  • Shelby County School Board: 2013-14 goals will be updated

    The Shelby County Board of Education on Thursday will hear an update on its progress toward the goals it set for the school year.

    During the meeting, which will be at the school’s district offices, 1155 Main St. in Shelbyville, the board members will hear from Deputy Superintendent Lisa Smith about the district’s success toward meeting the goals based around the district’s Five Main Things – Curriculum Alignment, Instructional Norms, Professional Learning, Intervention and Enrichment.

    Those goals, set last April, include, among others:

  • Hudson named ‘distinguished citizen’

    Business leader Bobby Hudson said he was honored to receive the 2014 Distinguished Citizen Award from the Lincoln Heritage Council of Boy Scouts.

    The award is in its third year, and the well-attended presentation, held Thursday night at Claudia Sanders Dinner House, included the first two recipients, Ray Leathers and Gary Walls, who presented the award to Hudson.

    “The criteria is citizenship and involvement in the community,” Walls said.

  • Tennessee man pleads guilty in death of Bagdad man

    Austin T. Meredith, 26, of Sevierville, Tenn., pleaded guilty in January in the death of Howard “Red” White of Bagdad.

    Meredith was charged with vehicular manslaughter charges stemming from an accident in July 2012 in Corbin.

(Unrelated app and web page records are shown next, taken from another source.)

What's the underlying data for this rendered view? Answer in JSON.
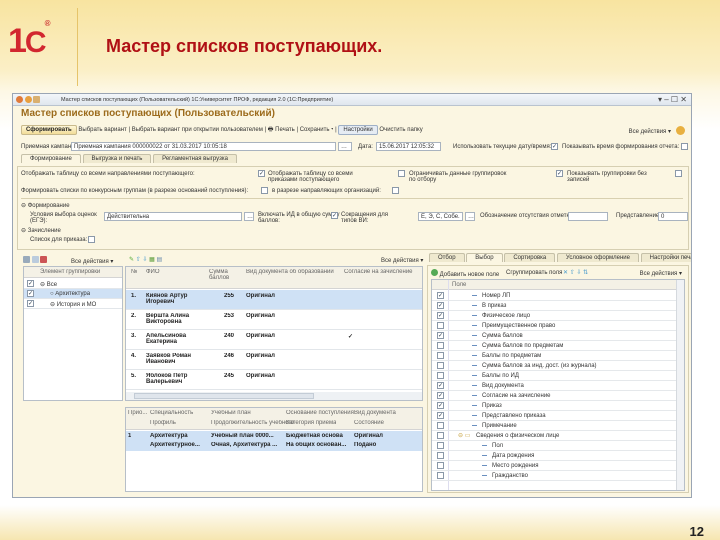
{
  "slide": {
    "title": "Мастер списков поступающих.",
    "page_number": "12",
    "logo_text": "1С"
  },
  "window": {
    "title": "Мастер списков поступающих (Пользовательский)   1С:Университет ПРОФ, редакция 2.0  (1С:Предприятие)",
    "form_title": "Мастер списков поступающих (Пользовательский)",
    "toolbar": {
      "generate": "Сформировать",
      "choose_variant": "Выбрать вариант",
      "choose_variant_user": "Выбрать вариант при открытии пользователем",
      "print": "Печать",
      "save": "Сохранить ▾",
      "settings": "Настройки",
      "clear": "Очистить папку",
      "all_actions": "Все действия ▾"
    },
    "campaign_label": "Приемная кампания:",
    "campaign_value": "Приемная кампания 000000022 от 31.03.2017 10:05:18",
    "date_label": "Дата:",
    "date_value": "15.06.2017 12:05:32",
    "use_current_label": "Использовать текущие дату/время:",
    "use_current": true,
    "show_time_label": "Показывать время формирования отчета:",
    "show_time": false
  },
  "tabs": [
    "Формирование",
    "Выгрузка и печать",
    "Регламентная выгрузка"
  ],
  "options": {
    "show_table_label": "Отображать таблицу со всеми направлениями поступающего:",
    "show_table_admitted_label": "Отображать таблицу со всеми приказами поступающего",
    "show_table_admitted": true,
    "limit_grouping_label": "Ограничивать данные группировок по отбору",
    "limit_grouping": false,
    "show_empty_label": "Показывать группировки без записей",
    "show_empty": true,
    "competitive_label": "Формировать списки по конкурсным группам (в разрезе оснований поступления):",
    "by_org_label": "в разрезе направляющих организаций:",
    "section1": "Формирование",
    "conditions_label": "Условия выбора оценок (ЕГЭ):",
    "conditions_value": "Действительна",
    "include_id_label": "Включать ИД в общую сумму баллов:",
    "include_id": true,
    "abbr_label": "Сокращения для типов ВИ:",
    "abbr_value": "Е, Э, С, Собе.",
    "missing_mark_label": "Обозначение отсутствия отметки:",
    "missing_mark_value": "",
    "empty_repr_label": "Представление пуст.:",
    "empty_repr_value": "0",
    "section2": "Зачисление",
    "order_list_label": "Список для приказа:"
  },
  "tree": {
    "all_actions": "Все действия ▾",
    "header": "Элемент группировки",
    "items": [
      {
        "label": "Все",
        "checked": true
      },
      {
        "label": "Архитектура",
        "checked": true
      },
      {
        "label": "История и МО",
        "checked": true
      }
    ]
  },
  "grid": {
    "all_actions": "Все действия ▾",
    "columns": [
      "№",
      "ФИО",
      "Сумма баллов",
      "Вид документа об образовании",
      "Согласие на зачисление"
    ],
    "rows": [
      {
        "n": "1.",
        "fio": "Киянов Артур Игоревич",
        "sum": "255",
        "doc": "Оригинал",
        "agree": ""
      },
      {
        "n": "2.",
        "fio": "Вершта Алина Викторовна",
        "sum": "253",
        "doc": "Оригинал",
        "agree": ""
      },
      {
        "n": "3.",
        "fio": "Апельсинова Екатерина",
        "sum": "240",
        "doc": "Оригинал",
        "agree": "✓"
      },
      {
        "n": "4.",
        "fio": "Заявков Роман Иванович",
        "sum": "246",
        "doc": "Оригинал",
        "agree": ""
      },
      {
        "n": "5.",
        "fio": "Яблоков Петр Валерьевич",
        "sum": "245",
        "doc": "Оригинал",
        "agree": ""
      }
    ]
  },
  "detail": {
    "columns_top": [
      "Прио...",
      "Специальность",
      "Учебный план",
      "Основание поступления",
      "Вид документа"
    ],
    "columns_bottom": [
      "",
      "Профиль",
      "Продолжительность учебного",
      "Категория приема",
      "Состояние"
    ],
    "row_top": [
      "1",
      "Архитектура",
      "Учебный план 0000...",
      "Бюджетная основа",
      "Оригинал"
    ],
    "row_bottom": [
      "",
      "Архитектурное...",
      "Очная, Архитектура ...",
      "На общих основан...",
      "Подано"
    ]
  },
  "settings": {
    "tabs": [
      "Отбор",
      "Выбор",
      "Сортировка",
      "Условное оформление",
      "Настройки печати"
    ],
    "add_field": "Добавить новое поле",
    "group_fields": "Сгруппировать поля",
    "all_actions": "Все действия ▾",
    "header": "Поле",
    "fields": [
      {
        "label": "Номер ЛП",
        "checked": true
      },
      {
        "label": "В приказ",
        "checked": true
      },
      {
        "label": "Физическое лицо",
        "checked": true
      },
      {
        "label": "Преимущественное право",
        "checked": false
      },
      {
        "label": "Сумма баллов",
        "checked": true
      },
      {
        "label": "Сумма баллов по предметам",
        "checked": false
      },
      {
        "label": "Баллы по предметам",
        "checked": false
      },
      {
        "label": "Сумма баллов за инд. дост. (из журнала)",
        "checked": false
      },
      {
        "label": "Баллы по ИД",
        "checked": false
      },
      {
        "label": "Вид документа",
        "checked": true
      },
      {
        "label": "Согласие на зачисление",
        "checked": true
      },
      {
        "label": "Приказ",
        "checked": true
      },
      {
        "label": "Представлено приказа",
        "checked": true
      },
      {
        "label": "Примечание",
        "checked": false
      },
      {
        "label": "Сведения о физическом лице",
        "checked": false,
        "group": true
      },
      {
        "label": "Пол",
        "checked": false
      },
      {
        "label": "Дата рождения",
        "checked": false
      },
      {
        "label": "Место рождения",
        "checked": false
      },
      {
        "label": "Гражданство",
        "checked": false
      }
    ]
  }
}
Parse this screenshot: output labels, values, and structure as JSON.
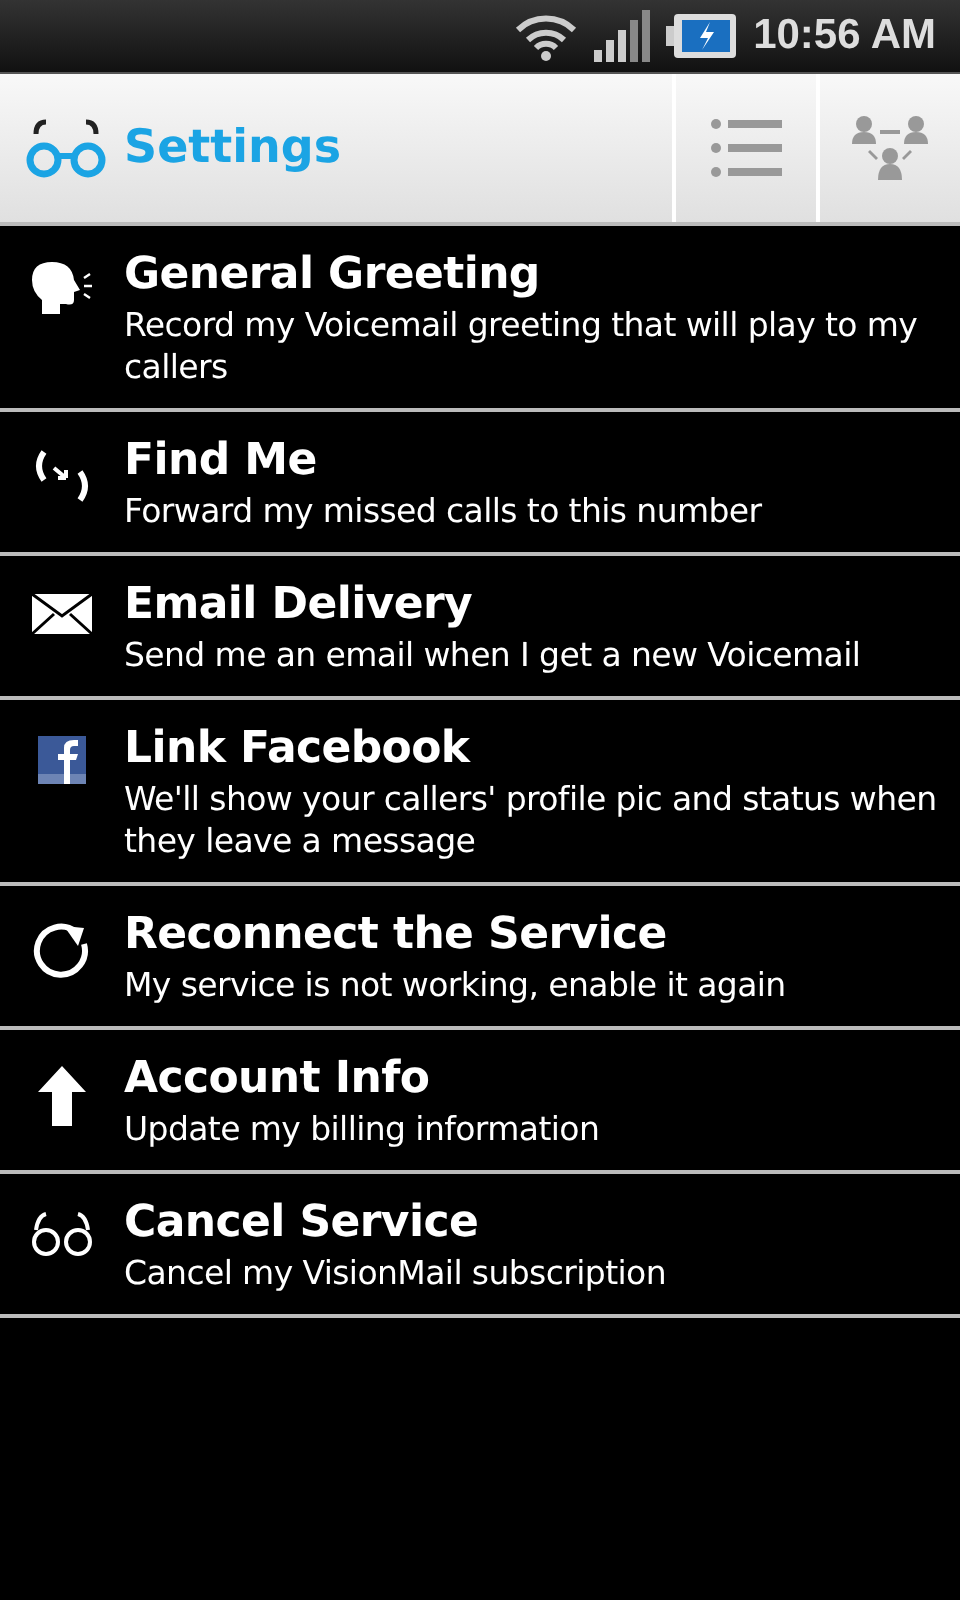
{
  "status_bar": {
    "time": "10:56 AM"
  },
  "header": {
    "title": "Settings"
  },
  "items": [
    {
      "kind": "greeting",
      "title": "General Greeting",
      "description": "Record my Voicemail greeting that will play to my callers"
    },
    {
      "kind": "findme",
      "title": "Find Me",
      "description": "Forward my missed calls to this number"
    },
    {
      "kind": "email",
      "title": "Email Delivery",
      "description": "Send me an email when I get a new Voicemail"
    },
    {
      "kind": "facebook",
      "title": "Link Facebook",
      "description": "We'll show your callers' profile pic and status when they leave a message"
    },
    {
      "kind": "reconnect",
      "title": "Reconnect the Service",
      "description": "My service is not working, enable it again"
    },
    {
      "kind": "account",
      "title": "Account Info",
      "description": "Update my billing information"
    },
    {
      "kind": "cancel",
      "title": "Cancel Service",
      "description": "Cancel my VisionMail subscription"
    }
  ]
}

    Meredith pleaded guilty to second-degree manslaughter, first-degree wanton endangerment, DUI, no insurance and violation of federal safety regulations for commercial drivers.

    He will be sentenced on March 24 in Laurel County Circuit Court.

  • Martin named editor of The Sentinel-News

    Beginning Monday, The Sentinel-News will have a new editor at the helm.
    Longtime reporter and sports editor Todd Martin will replace Editor Steve Doyle, who is leaving after 5.5 years, to be managing editor of the News & Record in Greensboro, N.C.

    Martin, a native of Kingsport, Tenn., has been with the newspaper for 13 years, the first eight as sports editor and the last four as reporter.

    Martin said he is looking forward to his new position.

  • Republicans celebrate their growth

    The room was packed to capacity, and the food was flowing even faster than the conservation as Kentucky Agriculture Commissioner James Comer stepped up to the podium at Saturday’s Lincoln Day Dinner at Claudia Sanders Dinner House.

    “The only thing I like better than a good head of cattle is a good roomful of Republicans,” he said.

    Comer’s observation summed up the mood and the tone of the event, the 30th annual fundraiser for the Republican Party in Shelby County.